National Infrastructure Commission publishes report on UK’s 5G readiness

15 Dec 2016

The UK’s National Infrastructure Commission (NIC) has published its final report into 5G technology, having been tasked by the government in March to consider what the country needs to do to become a world leader in its deployment. The NIC has said that the state must ‘play an active role to ensure that basic services are available’ in all areas, while adding that roads, railways and city centres should be made 5G ready ‘as quickly as possible’. In its report the Commission makes a number of recommendations with a view to achieving these goals, including a call for the government and regulator Ofcom to develop a meaningful set of metrics that represent the coverage people actually receive, with this data to be used to determine a mobile Universal Service Obligation (USO) so that consumers can access essential services where they are needed. According to the NIC, this should be delivered ‘as soon as is practical’ but no later than 2025.
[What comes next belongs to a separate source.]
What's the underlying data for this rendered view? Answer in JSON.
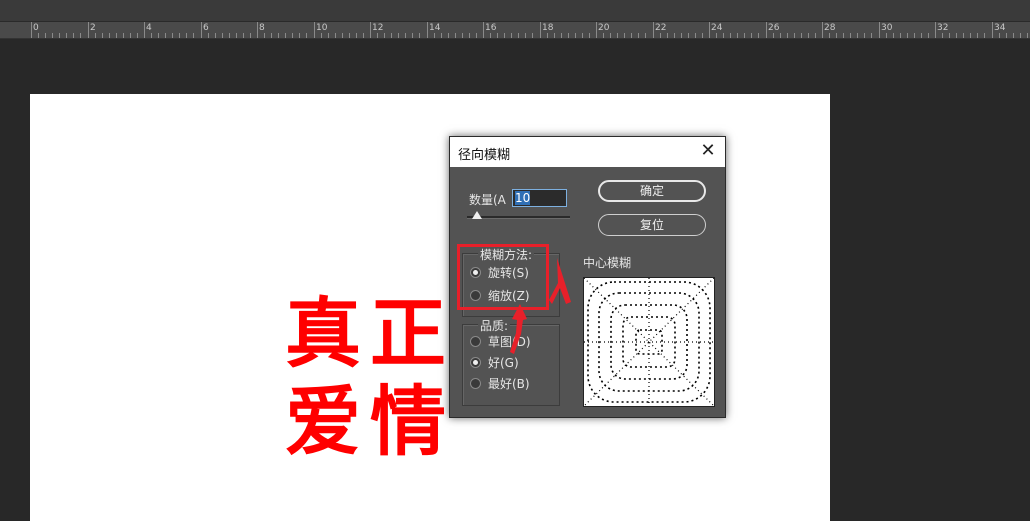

Other notable recommendations made by the report include a call for local telecoms regulator Ofcom and the government to review the existing regulatory regime by the end of 2017 to ensure that it supports the sharing of telecoms infrastructure. Further, with the NIC saying that Ofcom and the government must ‘ensure they keep pace with the rapid evolution of the mobile communications market, and that the regulatory regime is fit for purpose’, ensuring that spectrum allocation and regulatory decisions support a growth model in a world where technology developments enable greater shared access and interoperability has also been identified as a priority, again by the end of 2017. As part of this, the Commission has recommended a review of how unlicensed, lightly licensed spectrum, spectrum sharing and similar approaches can be utilised for higher frequencies to maximise access to the radio spectrum.

Meanwhile, with a view to ensuring that the UK is 5G-ready the NIC has said that the country’s railway network must rapidly improve connectivity, saying this would best be delivered by a trackside network. With the report suggesting a plan to this end should be provided by the government by 2017, it envisages the infrastructure being in place on key routes by 2025. In addition, the report also takes aim at mobile coverage of Britain’s motorways, saying that ‘networks fit for the future’ in these areas should also be in place by 2025. Finally, with regards to coverage in the nation’s towns and cities, the NIC has called for local authorities and Local Enterprise Partnerships (LEPs) to work with network providers to develop approaches that enable the deployment of the tens of thousands of small cells in urban centres.

United Kingdom, National Infrastructure Commission